Cosy up your home

There’s a chill in the air, the leaves are turning and our Indian summer has passed. It’s time to make our homes as cosy as possible.

Adding thermal lined curtains and blinds to your windows is a super-quick fix to reducing your heating bills and keeping your home cosy. Read on for our top tips on keeping your home warm (and stylish!) this autumn and winter.

What many people don’t realise is that rain and wind contribute to heat loss from a house just as much as a drop in outside air temperature. Recent research carried out by the University of Salford’s School of the Built Environment found that heat loss will increase by 5-8 per cent if it’s windy outside and 20 percent if it’s raining. And if it’s both windy and rainy, the figure can rise to 30 per cent.

A first step to combating heat loss is to make sure your windows and doors are in good repair. Remove and replace old caulking and install draft excluders to ensure an effective seal. Self-adhesive foam strips can help fill gaps in the edges of windows but metal strips with brushes attached are more effective. They cost a little more but the results last much longer and they can also be used around the hinges and frames of doors. Whatever solution you opt for, creating an effective seal will prevent hot and cold air from entering or leaving a room as well as eliminate drafts that can give thermostats a false reading.

But what else can you do to improve energy efficiency in your home without going to the expense of double or secondary glazing? The answer (of course!) is to invest in some good quality thermal curtains or blinds. We’ve said before that they do so much more than dress a window and ‘finish’ a room; choosing the right type of thermal made to measure curtains or thermal made to measure blinds is one of the best ways to protect your home from heat loss and save you money during the winter months.

So what sort of made to measure curtains should you opt for? Here are a few tips:

Luke Edward Hall orange curtains

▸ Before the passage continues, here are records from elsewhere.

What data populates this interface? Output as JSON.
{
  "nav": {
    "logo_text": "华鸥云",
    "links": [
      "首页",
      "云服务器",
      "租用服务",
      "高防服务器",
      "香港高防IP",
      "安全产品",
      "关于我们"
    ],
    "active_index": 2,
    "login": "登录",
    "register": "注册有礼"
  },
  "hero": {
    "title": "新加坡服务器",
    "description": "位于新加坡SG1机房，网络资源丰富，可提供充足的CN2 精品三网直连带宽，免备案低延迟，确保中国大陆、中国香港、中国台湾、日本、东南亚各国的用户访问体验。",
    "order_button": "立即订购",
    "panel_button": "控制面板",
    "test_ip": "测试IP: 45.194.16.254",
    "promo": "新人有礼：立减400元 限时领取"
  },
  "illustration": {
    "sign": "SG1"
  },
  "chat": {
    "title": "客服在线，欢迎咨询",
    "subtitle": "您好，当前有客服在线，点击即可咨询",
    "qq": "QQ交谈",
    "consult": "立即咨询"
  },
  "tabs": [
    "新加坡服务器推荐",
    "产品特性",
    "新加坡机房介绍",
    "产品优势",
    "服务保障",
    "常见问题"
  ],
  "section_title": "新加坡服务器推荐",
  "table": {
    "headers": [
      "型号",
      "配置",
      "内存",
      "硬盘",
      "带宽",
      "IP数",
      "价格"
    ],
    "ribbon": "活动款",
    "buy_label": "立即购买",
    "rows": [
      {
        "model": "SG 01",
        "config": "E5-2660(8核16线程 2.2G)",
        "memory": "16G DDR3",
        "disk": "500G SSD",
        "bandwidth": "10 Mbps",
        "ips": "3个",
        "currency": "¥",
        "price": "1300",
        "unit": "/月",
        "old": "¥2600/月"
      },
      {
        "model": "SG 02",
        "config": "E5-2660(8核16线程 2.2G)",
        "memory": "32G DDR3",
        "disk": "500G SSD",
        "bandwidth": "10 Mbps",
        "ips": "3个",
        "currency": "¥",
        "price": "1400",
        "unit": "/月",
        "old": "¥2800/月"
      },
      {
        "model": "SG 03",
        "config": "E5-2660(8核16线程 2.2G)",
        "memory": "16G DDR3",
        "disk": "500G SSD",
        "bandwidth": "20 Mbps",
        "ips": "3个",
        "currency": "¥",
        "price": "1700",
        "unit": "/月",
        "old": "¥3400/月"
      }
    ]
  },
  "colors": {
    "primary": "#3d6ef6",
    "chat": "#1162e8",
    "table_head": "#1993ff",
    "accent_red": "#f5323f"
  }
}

01. Choose effective insulators

Choose naturally thermal, thicker fabrics such as wool curtains or flax curtains as these are particularly effective insulators. Wool fibres are crimped which means that when woven together, tiny air pockets are formed that trap air to create a thermal barrier. And wool’s ability to insulate is even preserved when damp, making it a great option for curtains or blinds in bathrooms and kitchens.

thermal lined curtains

02. Choose Interlining

Ensure curtains are interlined. This is where a thick, soft, blanket-like fabric is sandwiched between the front (or ‘face’) fabric of the curtain and the lining. Not only does this create a more sumptuous look but air is trapped between the layers, improving a curtain’s ability to insulate. Interlined curtains also absorb more sound so an effective choice if you live on a busy road or somewhere else with a lot of external noise.

grey hemp thermal curtains

03. Hang curtains close to the ceiling

Hang your thermal curtains as close to the ceiling as possible and make them wider than the window frame to prevent heat loss. You might even consider using magnetic tape along the edges of the curtain to seal it against the wall. Add another strip to the wall and press curtains to the wall to form an airtight seal.

pink wool curtains with pooling

04. Go for pooling

Make your curtains long and have them resting or ‘pooling’ on the floor to slow the flow of hot air leaving the room and cold air entering it. This creates a thermal seal and blocks any drafts around skirting boards.

cotton roman blinds in a bay window

05. Roman blinds above radiators

Consider a Made to Measure Roman Blindwhere you have a radiator below the window as it will not block heat coming into the room. Team with a pair of full length ‘dress’ curtains that don’t pull across. The result will not only look elegant but avoid the cardinal sin of losing heat from a radiator positioned behind a pair of full length curtains.

 short curtains flax wave grey

06. Keep your curtains open in the day

For optimum energy efficiency, keep curtains open during the day when a room is receiving sunlight to maximise the natural - and free - heat generated. Close the curtains as soon as the sun sets to keep all the heat from escaping through the window. It’s estimated that this can reduce heat loss by up to 10 per cent.

red thermal curtains

07. Curtains are not just for windows

And don’t forget that curtains aren’t just for windows. Placing a curtain in front of doors that lead outside works a treat when it comes to reducing drafts and lowering heating bills. Air coming through fittings or letterboxes are blocked off by your thermal curtains. This look works particularly well in homes with a cottage-style interior.

Finally, energy efficient curtains serve an invaluable function in warmer weather too. During the summer heat, they can be closed during the day, before the sun shines directly onto the windows to block heat from entering our homes. This keeps the air inside at a comfortable temperature and significantly reduces the expense of cooling a room. So, there’ll be no need to take down your beautiful wool curtains or flax curtains when Spring comes around again.

Start designing some thermal, energy-saving curtains today…